■ WHAT THE EXERCISE ASKS ■
Nothing but a number should be given: how many lines in the listing contain the word "placeholder".

■ INPUT DATA ■
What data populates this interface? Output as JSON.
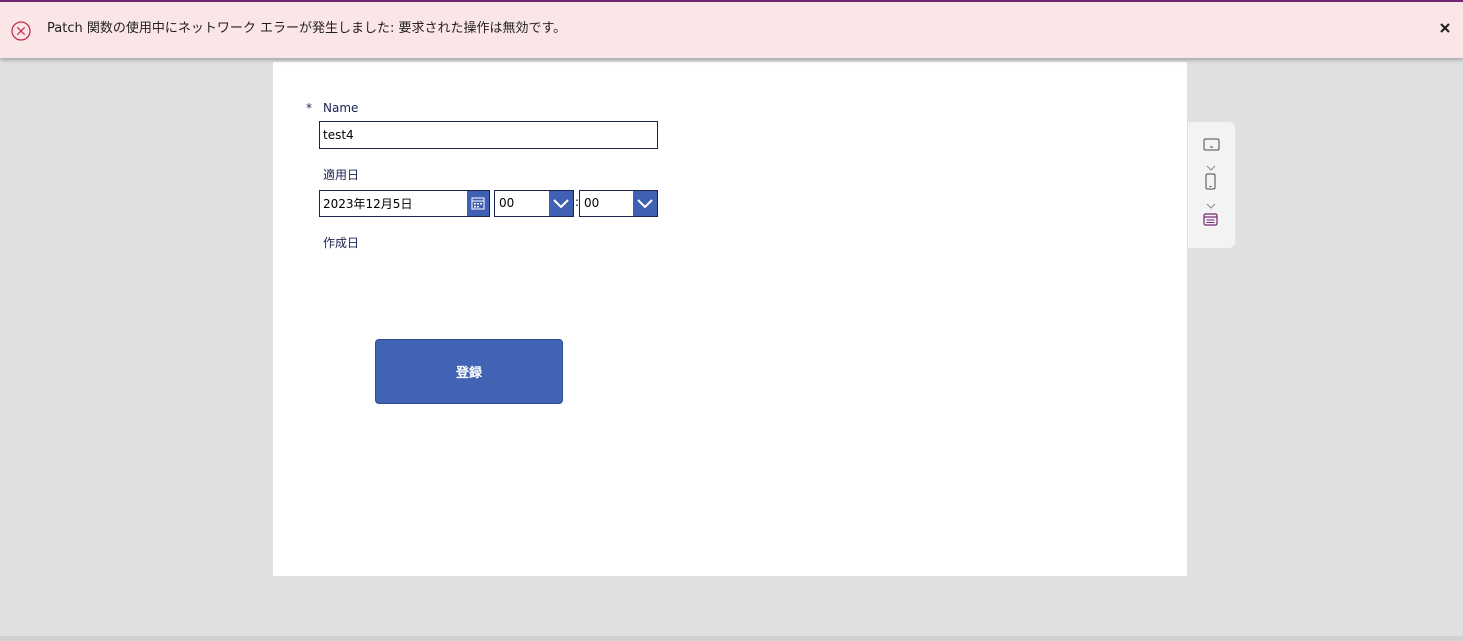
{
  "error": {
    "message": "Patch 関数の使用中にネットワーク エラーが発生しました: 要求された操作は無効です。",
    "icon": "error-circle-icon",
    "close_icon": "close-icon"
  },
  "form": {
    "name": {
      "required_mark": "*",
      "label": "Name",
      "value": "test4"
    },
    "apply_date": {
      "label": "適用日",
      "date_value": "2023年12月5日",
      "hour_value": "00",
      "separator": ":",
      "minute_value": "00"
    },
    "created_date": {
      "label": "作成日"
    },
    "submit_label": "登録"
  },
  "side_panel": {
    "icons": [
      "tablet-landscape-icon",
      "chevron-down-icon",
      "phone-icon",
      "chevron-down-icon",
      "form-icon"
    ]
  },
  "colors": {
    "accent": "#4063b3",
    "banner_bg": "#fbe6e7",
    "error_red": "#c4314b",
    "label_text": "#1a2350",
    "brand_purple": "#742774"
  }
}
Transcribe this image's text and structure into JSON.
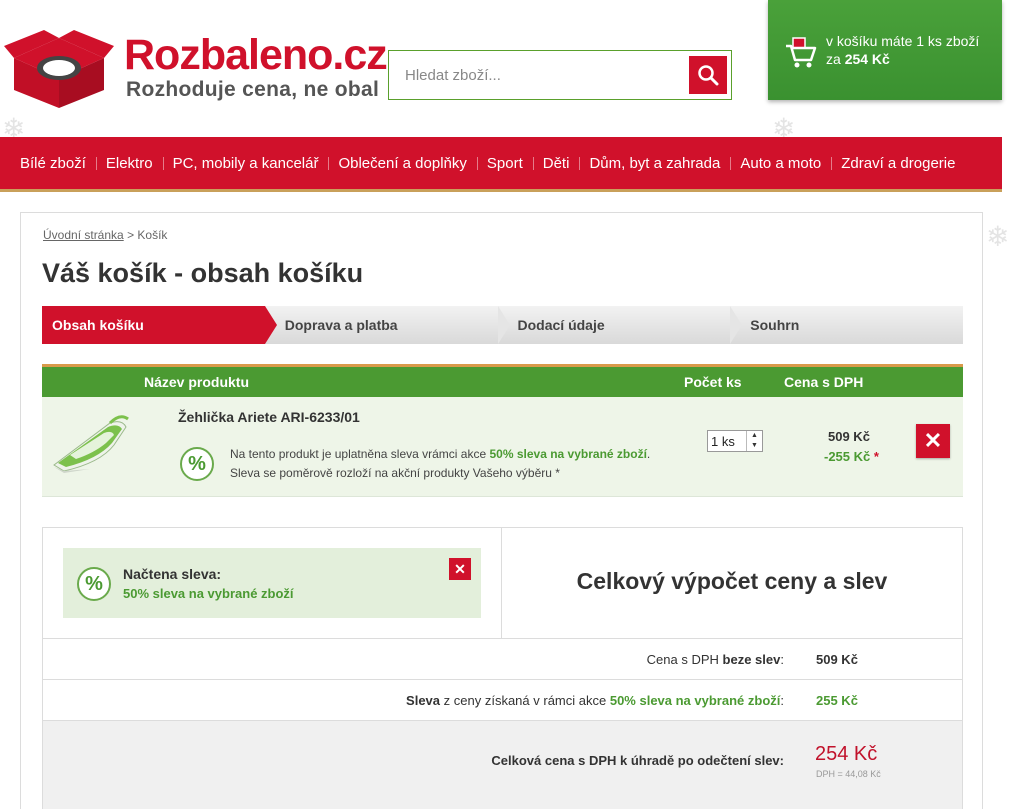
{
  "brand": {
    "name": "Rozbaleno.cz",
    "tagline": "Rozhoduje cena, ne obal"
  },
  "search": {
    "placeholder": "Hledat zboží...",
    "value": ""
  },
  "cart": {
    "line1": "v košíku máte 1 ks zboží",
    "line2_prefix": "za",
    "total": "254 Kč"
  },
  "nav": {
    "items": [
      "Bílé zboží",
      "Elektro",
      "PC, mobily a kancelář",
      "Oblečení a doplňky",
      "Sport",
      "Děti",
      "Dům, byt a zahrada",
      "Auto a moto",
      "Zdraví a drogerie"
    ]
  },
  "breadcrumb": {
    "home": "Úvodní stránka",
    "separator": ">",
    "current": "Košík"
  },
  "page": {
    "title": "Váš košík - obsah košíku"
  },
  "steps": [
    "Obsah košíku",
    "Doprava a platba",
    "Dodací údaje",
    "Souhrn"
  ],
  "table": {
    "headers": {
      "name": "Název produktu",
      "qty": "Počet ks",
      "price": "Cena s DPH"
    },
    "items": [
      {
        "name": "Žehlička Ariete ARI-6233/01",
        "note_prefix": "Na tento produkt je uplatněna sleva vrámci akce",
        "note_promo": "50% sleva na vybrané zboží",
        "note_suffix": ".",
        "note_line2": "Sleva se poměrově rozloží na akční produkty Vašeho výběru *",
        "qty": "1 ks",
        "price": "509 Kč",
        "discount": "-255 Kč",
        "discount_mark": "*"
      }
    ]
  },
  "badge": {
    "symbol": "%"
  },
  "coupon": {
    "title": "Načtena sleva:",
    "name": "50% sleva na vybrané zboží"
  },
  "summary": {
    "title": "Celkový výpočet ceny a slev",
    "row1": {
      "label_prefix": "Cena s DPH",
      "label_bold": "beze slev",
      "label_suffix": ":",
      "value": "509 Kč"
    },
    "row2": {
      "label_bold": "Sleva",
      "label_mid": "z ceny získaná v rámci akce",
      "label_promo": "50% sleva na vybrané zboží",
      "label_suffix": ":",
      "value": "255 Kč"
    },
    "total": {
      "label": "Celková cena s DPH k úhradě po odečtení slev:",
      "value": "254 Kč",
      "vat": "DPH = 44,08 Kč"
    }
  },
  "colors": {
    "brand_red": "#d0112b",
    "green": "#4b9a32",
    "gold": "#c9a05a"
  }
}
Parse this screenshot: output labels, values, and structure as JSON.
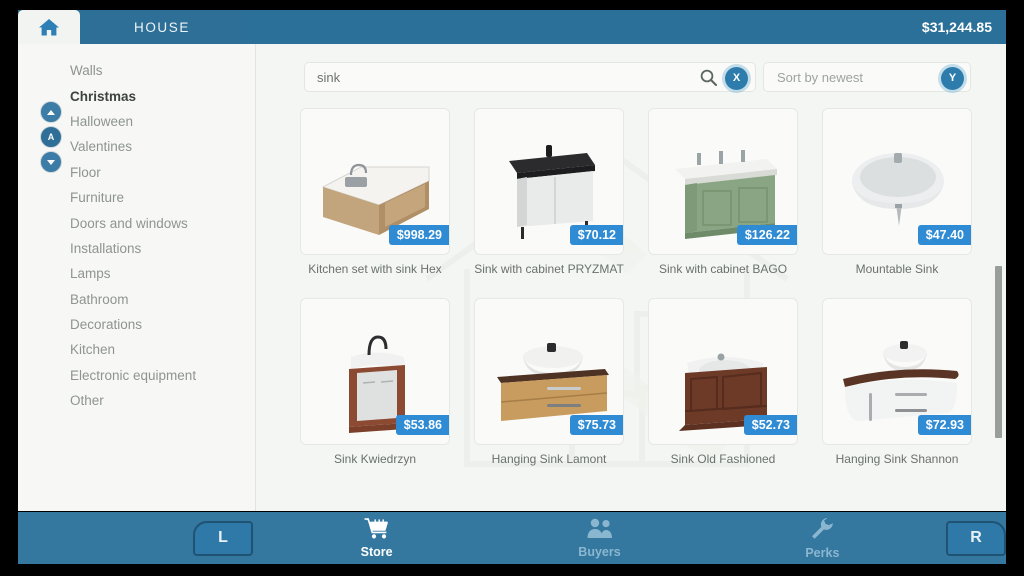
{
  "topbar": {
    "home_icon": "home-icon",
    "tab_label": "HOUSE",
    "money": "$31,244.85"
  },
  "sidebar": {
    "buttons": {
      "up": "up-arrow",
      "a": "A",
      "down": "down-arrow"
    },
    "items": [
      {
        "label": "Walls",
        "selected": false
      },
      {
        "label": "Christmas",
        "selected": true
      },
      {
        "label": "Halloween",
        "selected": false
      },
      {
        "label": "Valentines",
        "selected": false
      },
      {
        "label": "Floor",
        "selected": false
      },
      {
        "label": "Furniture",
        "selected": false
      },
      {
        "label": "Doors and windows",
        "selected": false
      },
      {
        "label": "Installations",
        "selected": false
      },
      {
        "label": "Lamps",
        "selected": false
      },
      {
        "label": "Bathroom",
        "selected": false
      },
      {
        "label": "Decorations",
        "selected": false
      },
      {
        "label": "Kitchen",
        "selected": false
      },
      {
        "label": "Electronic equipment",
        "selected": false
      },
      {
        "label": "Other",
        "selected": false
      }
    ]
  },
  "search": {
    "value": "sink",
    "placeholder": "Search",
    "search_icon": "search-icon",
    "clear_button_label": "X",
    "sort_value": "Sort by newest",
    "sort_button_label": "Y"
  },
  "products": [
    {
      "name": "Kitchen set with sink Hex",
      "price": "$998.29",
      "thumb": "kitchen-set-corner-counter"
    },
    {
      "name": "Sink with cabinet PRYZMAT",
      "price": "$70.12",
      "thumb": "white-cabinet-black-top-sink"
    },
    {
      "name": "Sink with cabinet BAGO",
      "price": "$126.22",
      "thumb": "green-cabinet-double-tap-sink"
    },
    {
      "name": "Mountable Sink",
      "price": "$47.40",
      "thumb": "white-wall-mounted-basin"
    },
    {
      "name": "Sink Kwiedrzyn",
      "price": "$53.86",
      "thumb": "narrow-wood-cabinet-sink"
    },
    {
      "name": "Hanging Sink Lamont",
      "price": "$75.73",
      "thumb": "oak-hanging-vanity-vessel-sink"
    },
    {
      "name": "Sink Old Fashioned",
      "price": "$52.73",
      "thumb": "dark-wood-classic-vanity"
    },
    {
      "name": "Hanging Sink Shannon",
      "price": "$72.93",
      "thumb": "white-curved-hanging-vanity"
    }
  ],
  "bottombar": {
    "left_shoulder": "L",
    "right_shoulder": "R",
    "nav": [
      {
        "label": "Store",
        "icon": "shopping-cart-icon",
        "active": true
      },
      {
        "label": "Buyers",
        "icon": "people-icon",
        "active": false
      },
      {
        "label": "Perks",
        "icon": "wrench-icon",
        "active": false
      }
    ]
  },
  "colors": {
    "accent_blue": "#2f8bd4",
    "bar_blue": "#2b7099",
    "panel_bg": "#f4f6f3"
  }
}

■ SOLUTION TO THIS EXERCISE ■
2